> _TASK_: Pick the lines holding the string "JSON" out of the records and copy them.

> _Data records for software interfaces_:
^^^^^^^^

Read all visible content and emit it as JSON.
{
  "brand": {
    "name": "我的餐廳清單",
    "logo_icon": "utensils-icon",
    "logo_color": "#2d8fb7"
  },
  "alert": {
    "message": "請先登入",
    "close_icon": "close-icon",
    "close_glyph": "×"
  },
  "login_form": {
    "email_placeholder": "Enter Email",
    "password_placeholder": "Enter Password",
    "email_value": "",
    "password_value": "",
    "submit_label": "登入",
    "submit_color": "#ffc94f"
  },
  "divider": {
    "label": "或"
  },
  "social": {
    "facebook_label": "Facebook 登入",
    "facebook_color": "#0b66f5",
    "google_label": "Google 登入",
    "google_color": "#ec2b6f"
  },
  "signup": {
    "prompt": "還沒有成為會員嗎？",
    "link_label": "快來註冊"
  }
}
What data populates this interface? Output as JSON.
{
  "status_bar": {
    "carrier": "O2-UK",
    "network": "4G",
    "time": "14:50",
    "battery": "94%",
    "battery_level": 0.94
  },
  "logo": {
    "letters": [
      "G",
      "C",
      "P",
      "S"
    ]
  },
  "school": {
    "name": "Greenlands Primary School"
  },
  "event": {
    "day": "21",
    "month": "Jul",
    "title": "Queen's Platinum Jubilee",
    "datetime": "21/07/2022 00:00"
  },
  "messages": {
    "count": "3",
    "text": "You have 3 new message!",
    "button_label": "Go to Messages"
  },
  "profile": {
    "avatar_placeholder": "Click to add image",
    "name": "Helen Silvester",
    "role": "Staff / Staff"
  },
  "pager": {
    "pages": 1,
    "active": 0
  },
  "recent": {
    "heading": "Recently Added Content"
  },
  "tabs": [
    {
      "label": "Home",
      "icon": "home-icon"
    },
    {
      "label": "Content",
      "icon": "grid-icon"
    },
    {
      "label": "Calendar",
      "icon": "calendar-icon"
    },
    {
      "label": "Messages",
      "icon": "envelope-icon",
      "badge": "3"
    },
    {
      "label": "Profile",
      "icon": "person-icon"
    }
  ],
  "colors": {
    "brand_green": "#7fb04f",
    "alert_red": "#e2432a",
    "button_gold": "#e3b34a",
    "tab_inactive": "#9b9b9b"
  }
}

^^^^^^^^

> _RESPONSE_:
Read all visible content and emit it as JSON.
What data populates this interface? Output as JSON.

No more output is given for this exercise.